The main characters are of course the apes who now live in an ordered society based around Caesar’s leadership.  Andy Serkis provides the voice and motion capture and his work is superb again, even with the higher bar of the first movie.  He’s joined by Toby Kebbel’s Koba, the Bonobo who was tortured by scientists in the first movie and is his lieutenant, harbouring some fairly justified revenge issues.

As man and ape encounter each other again, conflict rears its head as the distrustful and the vengeful on each side plot war with the other side.  The “good guys” try to work together but it’s all destined to end up in a lot of shooting, jumping and shrieking.

The movie starts with a really pacey and exciting first act, largely centred on the dynamics and politics of the ape colony, which isn’t nearly as daft as it sounds.  The relationship between Koba, Caesar and Caesar’s son Blue Eyes is really interesting and well acted.  The apes largely communicate with sign and body language which is a nice touch.  The first few spoken lines by apes are well chosen and have the same sort of shock value that they did in Rise of the Planet of the Apes.

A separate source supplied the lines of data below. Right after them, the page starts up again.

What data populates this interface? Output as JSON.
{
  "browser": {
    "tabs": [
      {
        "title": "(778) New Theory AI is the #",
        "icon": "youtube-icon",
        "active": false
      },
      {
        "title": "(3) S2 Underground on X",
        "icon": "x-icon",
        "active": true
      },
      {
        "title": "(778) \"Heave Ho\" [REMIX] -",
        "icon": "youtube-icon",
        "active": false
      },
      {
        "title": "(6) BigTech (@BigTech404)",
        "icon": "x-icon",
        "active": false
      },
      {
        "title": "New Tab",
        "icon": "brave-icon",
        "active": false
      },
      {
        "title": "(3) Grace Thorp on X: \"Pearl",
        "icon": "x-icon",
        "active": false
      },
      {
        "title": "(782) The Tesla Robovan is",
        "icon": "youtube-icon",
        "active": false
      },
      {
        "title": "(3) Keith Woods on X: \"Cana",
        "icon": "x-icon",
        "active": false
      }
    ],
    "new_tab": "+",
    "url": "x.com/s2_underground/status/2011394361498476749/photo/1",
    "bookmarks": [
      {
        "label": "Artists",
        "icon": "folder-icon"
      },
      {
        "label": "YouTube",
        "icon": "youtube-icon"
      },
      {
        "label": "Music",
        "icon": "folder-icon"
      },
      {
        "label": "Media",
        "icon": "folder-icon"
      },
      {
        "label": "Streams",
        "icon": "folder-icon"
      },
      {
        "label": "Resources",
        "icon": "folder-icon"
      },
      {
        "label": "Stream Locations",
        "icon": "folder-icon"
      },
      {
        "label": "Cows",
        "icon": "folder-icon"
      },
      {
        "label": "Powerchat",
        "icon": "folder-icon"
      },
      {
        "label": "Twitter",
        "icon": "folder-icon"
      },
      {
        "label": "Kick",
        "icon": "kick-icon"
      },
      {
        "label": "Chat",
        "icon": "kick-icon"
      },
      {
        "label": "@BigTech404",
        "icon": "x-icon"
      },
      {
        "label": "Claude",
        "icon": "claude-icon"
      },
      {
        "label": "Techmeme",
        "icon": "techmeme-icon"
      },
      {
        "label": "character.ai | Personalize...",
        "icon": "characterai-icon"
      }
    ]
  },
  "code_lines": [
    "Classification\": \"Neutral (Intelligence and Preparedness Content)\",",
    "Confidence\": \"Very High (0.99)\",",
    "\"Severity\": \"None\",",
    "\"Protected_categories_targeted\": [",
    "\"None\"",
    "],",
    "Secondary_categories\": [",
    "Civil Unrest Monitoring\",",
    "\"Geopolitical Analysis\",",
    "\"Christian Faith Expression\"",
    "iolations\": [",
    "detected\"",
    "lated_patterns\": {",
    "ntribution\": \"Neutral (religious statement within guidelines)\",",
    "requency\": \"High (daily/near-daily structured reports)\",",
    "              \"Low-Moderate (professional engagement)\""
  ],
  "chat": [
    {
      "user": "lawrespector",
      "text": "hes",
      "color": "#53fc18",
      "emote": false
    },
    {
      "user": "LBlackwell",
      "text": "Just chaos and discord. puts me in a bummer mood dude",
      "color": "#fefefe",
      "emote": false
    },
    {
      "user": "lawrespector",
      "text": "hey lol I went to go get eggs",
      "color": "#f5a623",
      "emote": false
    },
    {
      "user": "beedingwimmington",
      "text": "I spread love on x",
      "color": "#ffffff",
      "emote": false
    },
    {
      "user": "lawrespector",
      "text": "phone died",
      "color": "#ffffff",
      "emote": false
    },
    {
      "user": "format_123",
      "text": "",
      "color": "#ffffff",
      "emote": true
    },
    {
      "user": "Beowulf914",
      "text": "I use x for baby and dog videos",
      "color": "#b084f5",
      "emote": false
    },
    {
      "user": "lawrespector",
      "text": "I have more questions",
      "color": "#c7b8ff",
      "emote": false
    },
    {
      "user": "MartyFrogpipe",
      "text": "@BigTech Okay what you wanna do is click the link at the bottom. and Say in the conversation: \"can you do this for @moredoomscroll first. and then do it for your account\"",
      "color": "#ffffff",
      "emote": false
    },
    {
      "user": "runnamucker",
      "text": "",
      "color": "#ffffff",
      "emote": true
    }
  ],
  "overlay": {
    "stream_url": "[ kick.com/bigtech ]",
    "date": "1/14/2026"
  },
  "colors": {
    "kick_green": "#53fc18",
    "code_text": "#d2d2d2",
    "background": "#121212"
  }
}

The human side of the story is less interesting.  Most of the human characters are quite dull, with the exception of Malcolm’s son played by Kodi Smit-McPhee from “Let Me In”.  The rest largely run, shout or shoot and aren’t easy to pick out in a crowd.  Gary Oldman has his moments even when he’s just jobbing like in this movie but this is a movie for the apes.

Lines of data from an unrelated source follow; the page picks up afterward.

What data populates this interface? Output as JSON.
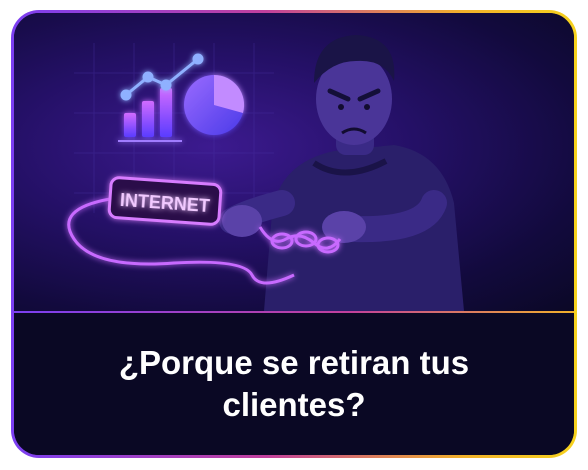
{
  "card": {
    "title": "¿Porque se retiran tus clientes?"
  },
  "illustration": {
    "sign_text": "INTERNET",
    "icons": [
      "bar-chart-icon",
      "trend-line-icon",
      "pie-chart-icon",
      "cable-plug-icon"
    ]
  },
  "colors": {
    "background": "#08061f",
    "neon_accent": "#c86bff",
    "border_start": "#7b3ff2",
    "border_end": "#f6d21e",
    "text": "#ffffff"
  }
}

The middle act is less interesting as it’s largely to do with the repair of a damn and the growing tensions on each side.  The pace notably slows here and while it’s clear that this is where we’re building the characters up, it’s less interesting than the first and third acts.

The conflict, when it finally happens, is savage, scary and pretty violent for a 12A / PG13 movie and the imagery is pretty powerful.  Cloverfield director Matt Reeves is good at creating images that hark back to real life and his analogy to the Nazi’s and to vivisection are well done.  He’s a fine visual director but also makes sure that the story has plenty of emotional beats.

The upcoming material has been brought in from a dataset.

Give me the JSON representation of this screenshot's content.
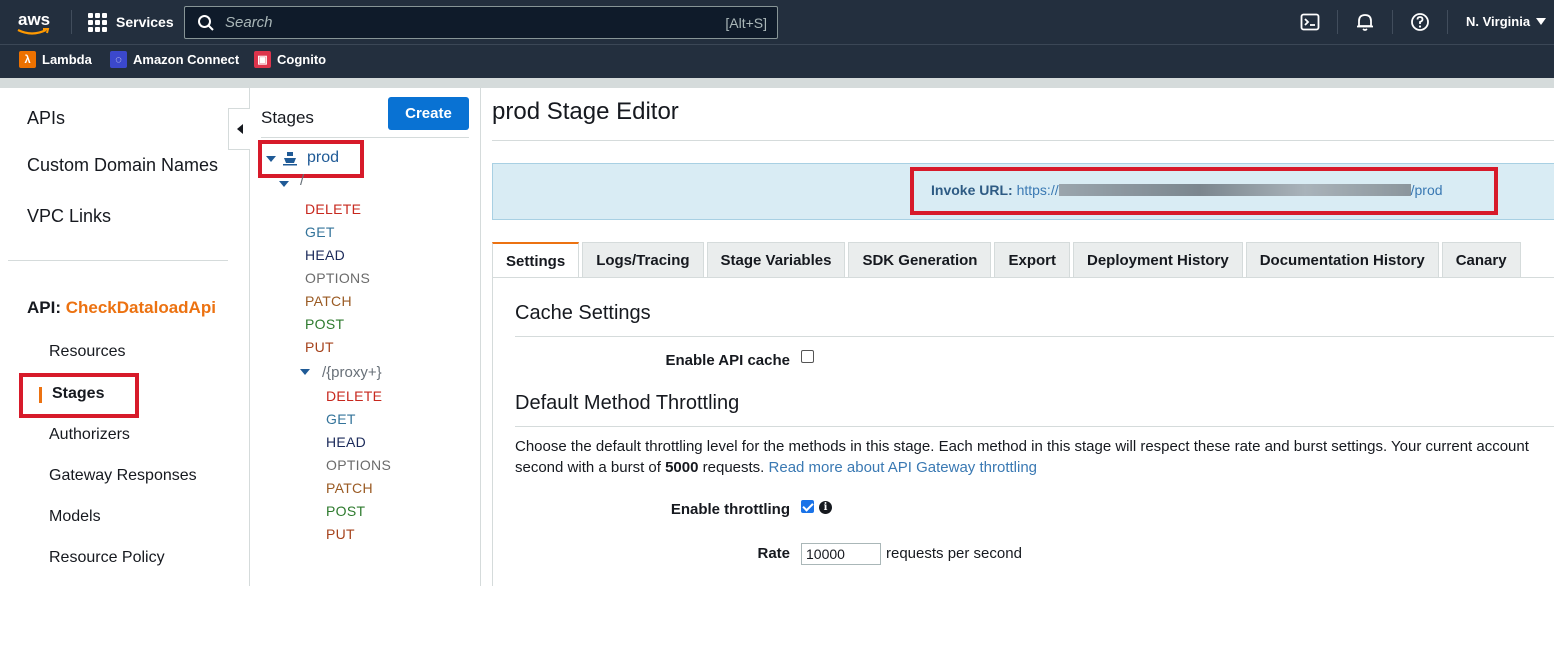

Serious respect has to be paid here too for the creative work on this movie to call back to the Rise of the Planet of the Apes with little touches that recall events and images of the first movie.  Setting the movie in and around San Francisco helps with that.  Of course there are occasional moments where characters do things that clearly just serve the plot and the underwritten nature of some of the human characters does undermine them a bit, but all in all the story is sound and surprisingly emotional.

This movie is as least as good as the first one and doesn’t have the benefit of the low expectations of the original.  Dawn is a very solid sci-fi thriller, emotional, quite intelligent, violent, scary and in places very exciting.  The CGI is barely worth talking about because it is so good, you’ll barely even notice and I had forgotten that the apes are in CGI.  Of course there are a few moments when you are shaken out of your daze, the occasional moment of muddy CG work or some clunky character movement but all in all it’s a really well worked movie.

The groundwork is laid for sequels and you’re left with a slightly better feel of how the future envisioned in the Charlton Heston version may have come about.  Of course it’s clear that this movie doesn’t feel beholden to that vision so may well tread its own path.

This is Caesar’s movie, he holds the screen and is a well written character and has moments of scary power and loving tenderness that give him quite a range.  Serkis was snubbed by the academy for the first movie and one gets the impression he will be again due to the age of the academy judges and their dislike for technology.  Serkis will have to make do with being Hollywood’s go-to motion capture guy.

And content himself with being in Star Wars 7 next year……